Thursday, 27 May 2010

The IMF on the multiplier

Matt Nolan has been talking about Fiscal policy camps over at TVHE. Given this discussion let me add this from John Taylor's blog Economics One:
In a soon to be published paper, several economists at the International Monetary Fund report estimates of government spending multipliers which are much smaller than those previously reported by the U.S. Administration. In order to obtain the estimates the IMF economists use a very large complex model called the Global Integrated Monetary and Fiscal (GIMF) Model developed by Douglas Laxton and his colleagues at the IMF . The paper is quite technical, but the bottom line summary is that a one percent increase in government purchases (as a share of GDP) increases GDP by a maximum of 0.7 percent and then fades out rapidly. This means that government spending crowds out other components of GDP (investment, consumption, net exports) immediately and by a large amount.
This doesn't make government spending look good or all that useful. Something that supporters of increased government spending in face of the financial crises will have trouble explaining. After all their whole argument was based on a large government multiplier.

1 comment:

Matt Nolan said...

I would say that those who are honest admit that the goal of temporary fiscal spending is to do the same thing as monetary policy - help smooth consumption over time for those who are liquidity constrained during a downturn.

This is consistent with what I put down - note I didn't mention multipliers.

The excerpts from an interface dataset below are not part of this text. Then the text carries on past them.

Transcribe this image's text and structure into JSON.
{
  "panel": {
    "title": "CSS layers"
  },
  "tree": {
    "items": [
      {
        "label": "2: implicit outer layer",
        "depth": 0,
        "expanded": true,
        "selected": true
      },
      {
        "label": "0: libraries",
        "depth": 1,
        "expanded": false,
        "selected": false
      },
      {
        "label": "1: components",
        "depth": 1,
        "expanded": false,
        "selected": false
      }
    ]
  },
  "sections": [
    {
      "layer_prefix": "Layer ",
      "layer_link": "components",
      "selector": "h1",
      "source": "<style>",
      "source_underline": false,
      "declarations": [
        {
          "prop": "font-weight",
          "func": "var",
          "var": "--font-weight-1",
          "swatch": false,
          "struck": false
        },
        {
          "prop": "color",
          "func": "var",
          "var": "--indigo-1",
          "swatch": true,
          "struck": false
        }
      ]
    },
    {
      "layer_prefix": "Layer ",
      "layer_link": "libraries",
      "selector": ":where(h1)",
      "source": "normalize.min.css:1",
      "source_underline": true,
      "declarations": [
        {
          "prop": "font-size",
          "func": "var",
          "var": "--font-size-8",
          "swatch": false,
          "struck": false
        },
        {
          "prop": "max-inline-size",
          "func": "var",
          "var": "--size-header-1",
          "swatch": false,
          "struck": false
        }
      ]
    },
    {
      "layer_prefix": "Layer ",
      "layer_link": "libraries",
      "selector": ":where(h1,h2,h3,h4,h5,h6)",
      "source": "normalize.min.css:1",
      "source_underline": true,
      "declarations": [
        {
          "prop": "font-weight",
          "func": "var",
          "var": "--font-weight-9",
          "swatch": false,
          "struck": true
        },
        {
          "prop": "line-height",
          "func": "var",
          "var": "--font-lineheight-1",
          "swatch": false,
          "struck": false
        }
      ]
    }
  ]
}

Multipliers are things that come out of a model - they are not important as of themselves dangit :D

IMF paper seems interesting along those lines. Very good.